Gibson, P., Powell, H., Coughlan, J., Wilson, A., Abramson, M., Haywood, P., Bauman, A., Hensley, M. & Walters, E. 2002, 'Self-management education and regular practitioner review for adults with asthma', Cochrane Database of Systematic Reviews, no. Issue 3.
View/Download from: Publisher's site

Reports

De Abreu Lourenco, R., Haywood, P., Parkinson, B., van Gool, K. & Viney, R. CHERE 2015, The economic implications of a genomically guided approach to cancer: A report by the Centre for Health Economics Research and Evaluation for the Cancer Council, Sydney.
This report examines how genomically based approaches may also alter the way that new technologies are funded and adopted in the health care system. In particular, how they challenge the routine pathways by which technologies are diffused into routine practice. The report also focuses on how genomically guided technologies challenge current coverage decisions. It examines the economic evidence-base for assessing the cost and benefits of such technologies. In doing so, the report highlights the current limitations in this field of research as identified through a systematic review of recommendations made by Australian policy-makers, as well as through a review of the literature. This analysis is then used to develop a framework for economic evaluations with special reference to genomically based technologies.
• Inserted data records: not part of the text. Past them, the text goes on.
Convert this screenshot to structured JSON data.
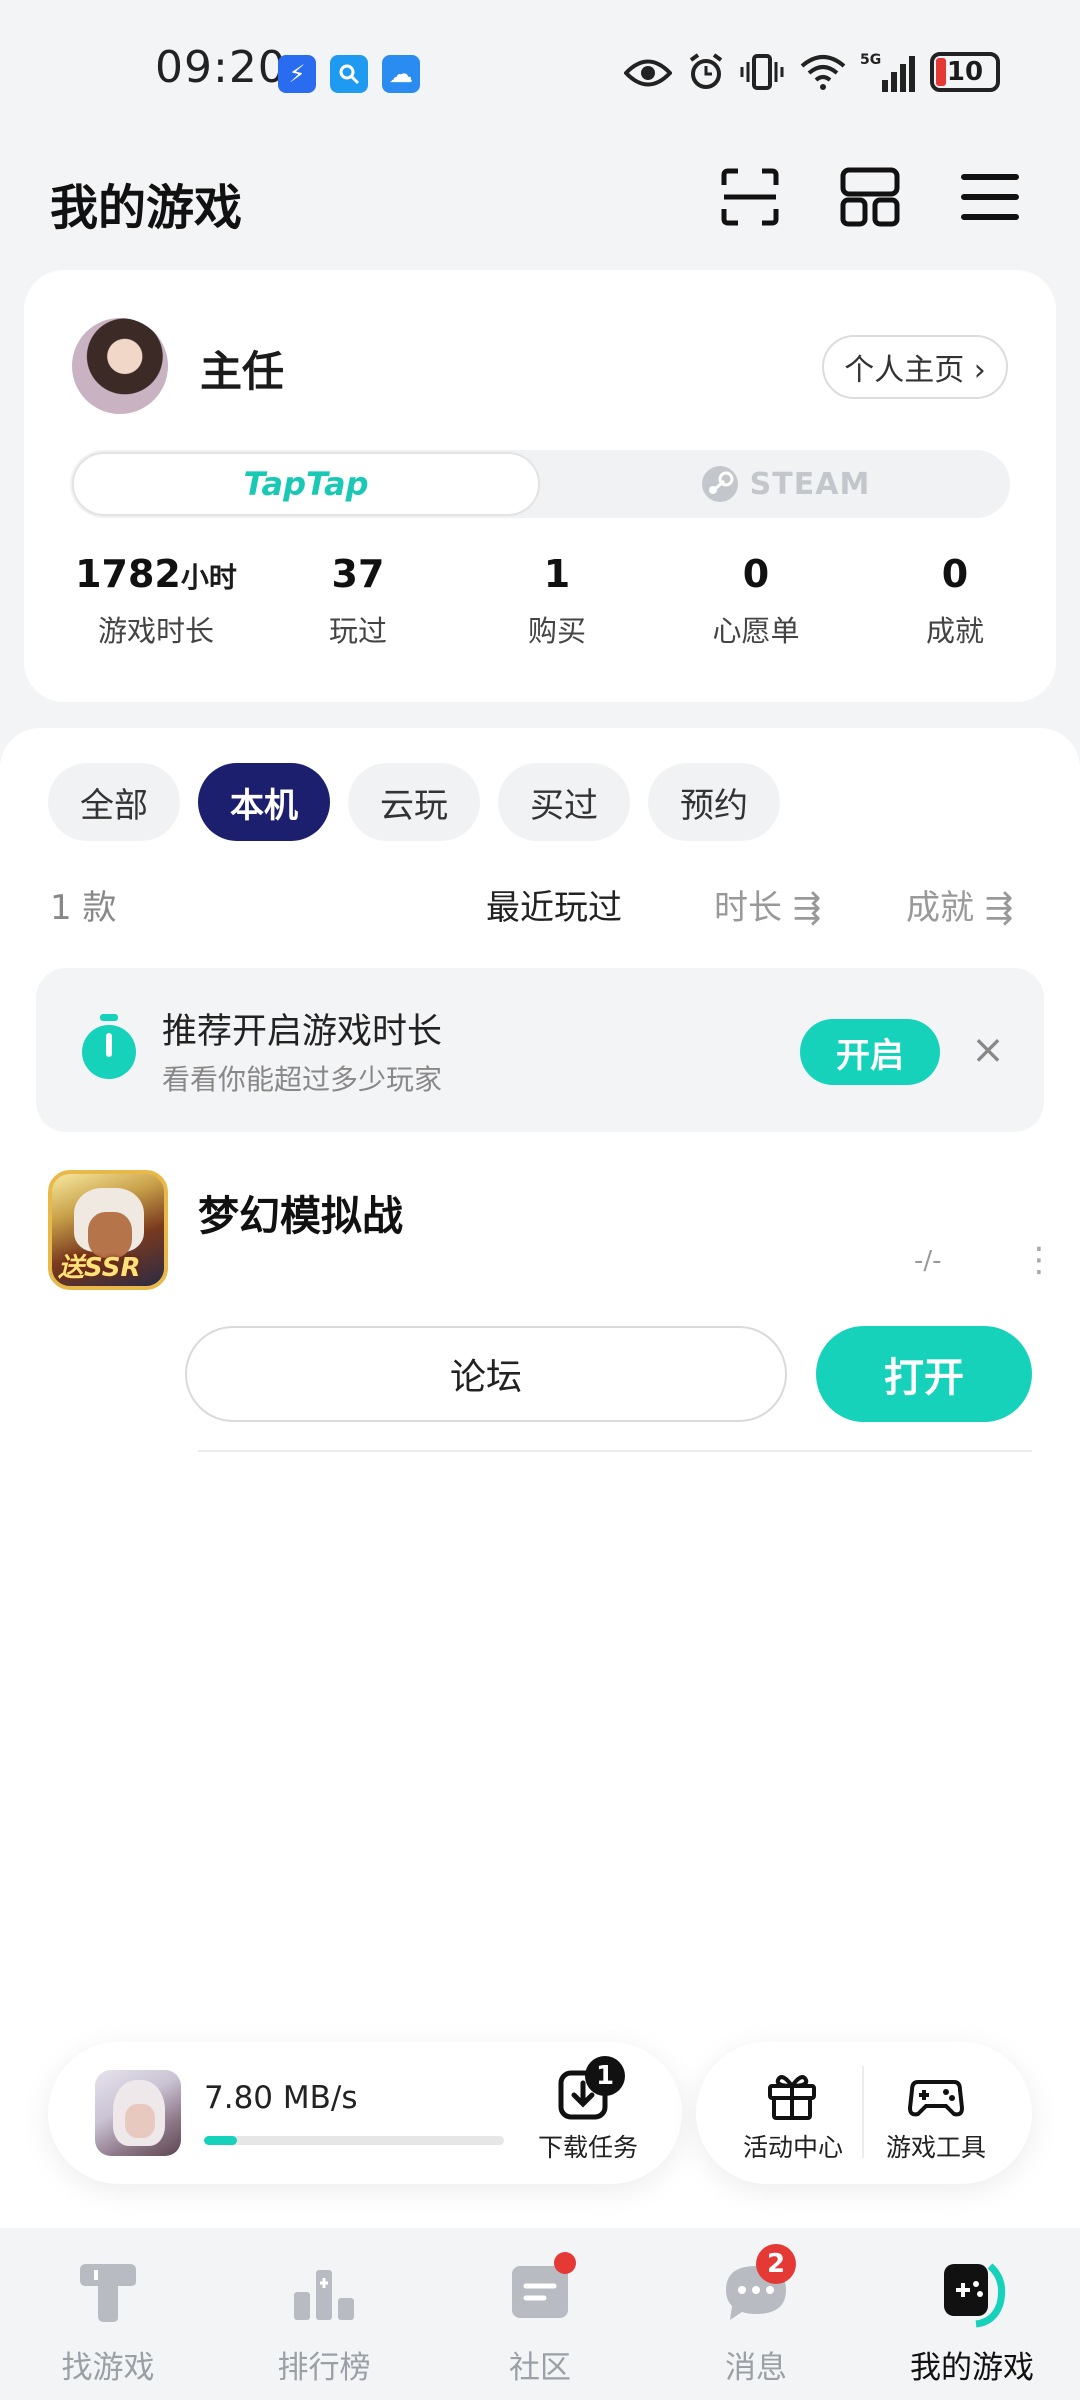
{
  "status_bar": {
    "time": "09:20",
    "battery": "10"
  },
  "header": {
    "title": "我的游戏"
  },
  "profile": {
    "name": "主任",
    "homepage_button": "个人主页 ›",
    "segments": [
      "TapTap",
      "STEAM"
    ],
    "stats": [
      {
        "value": "1782",
        "unit": "小时",
        "label": "游戏时长"
      },
      {
        "value": "37",
        "unit": "",
        "label": "玩过"
      },
      {
        "value": "1",
        "unit": "",
        "label": "购买"
      },
      {
        "value": "0",
        "unit": "",
        "label": "心愿单"
      },
      {
        "value": "0",
        "unit": "",
        "label": "成就"
      }
    ]
  },
  "filters": [
    "全部",
    "本机",
    "云玩",
    "买过",
    "预约"
  ],
  "active_filter": "本机",
  "list_header": {
    "count": "1 款",
    "sort_recent": "最近玩过",
    "sort_time": "时长 ⇶",
    "sort_achievement": "成就 ⇶"
  },
  "banner": {
    "title": "推荐开启游戏时长",
    "subtitle": "看看你能超过多少玩家",
    "button": "开启",
    "close": "×"
  },
  "game": {
    "name": "梦幻模拟战",
    "icon_tag": "送SSR",
    "playtime": "-/-",
    "forum_button": "论坛",
    "open_button": "打开"
  },
  "download": {
    "speed": "7.80 MB/s",
    "progress": 0.11,
    "task_label": "下载任务",
    "task_badge": "1"
  },
  "tools": {
    "activity_label": "活动中心",
    "game_tools_label": "游戏工具"
  },
  "bottom_nav": {
    "items": [
      {
        "label": "找游戏",
        "icon": "find-game-icon"
      },
      {
        "label": "排行榜",
        "icon": "ranking-icon"
      },
      {
        "label": "社区",
        "icon": "community-icon"
      },
      {
        "label": "消息",
        "icon": "message-icon"
      },
      {
        "label": "我的游戏",
        "icon": "my-games-icon"
      }
    ],
    "message_badge": "2",
    "active": "我的游戏"
  },
  "colors": {
    "accent": "#16d2bb",
    "active_chip": "#1c1f6e",
    "badge": "#e53935"
  }
}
Finally, the report also identifies a number of key policy challenges for the efficient diffusion of genomically guided cancer care into the Australian health care system.
Pollicino, C., Haywood, P. & Hall, J.P. CHERE 2003, Economic evaluation of the proposed surgical scheme at Auburn Hospital: Final report, CHERE Project Report No 19, Sydney.
Viney, R.C., Lowin, A., Pollicino, C., Haywood, P. & Fulham, M.J. CHERE 2002, Review of Positron Emission Tomography at Royal Prince Alfred Hospital, CHERE Project Report No 18, Sydney.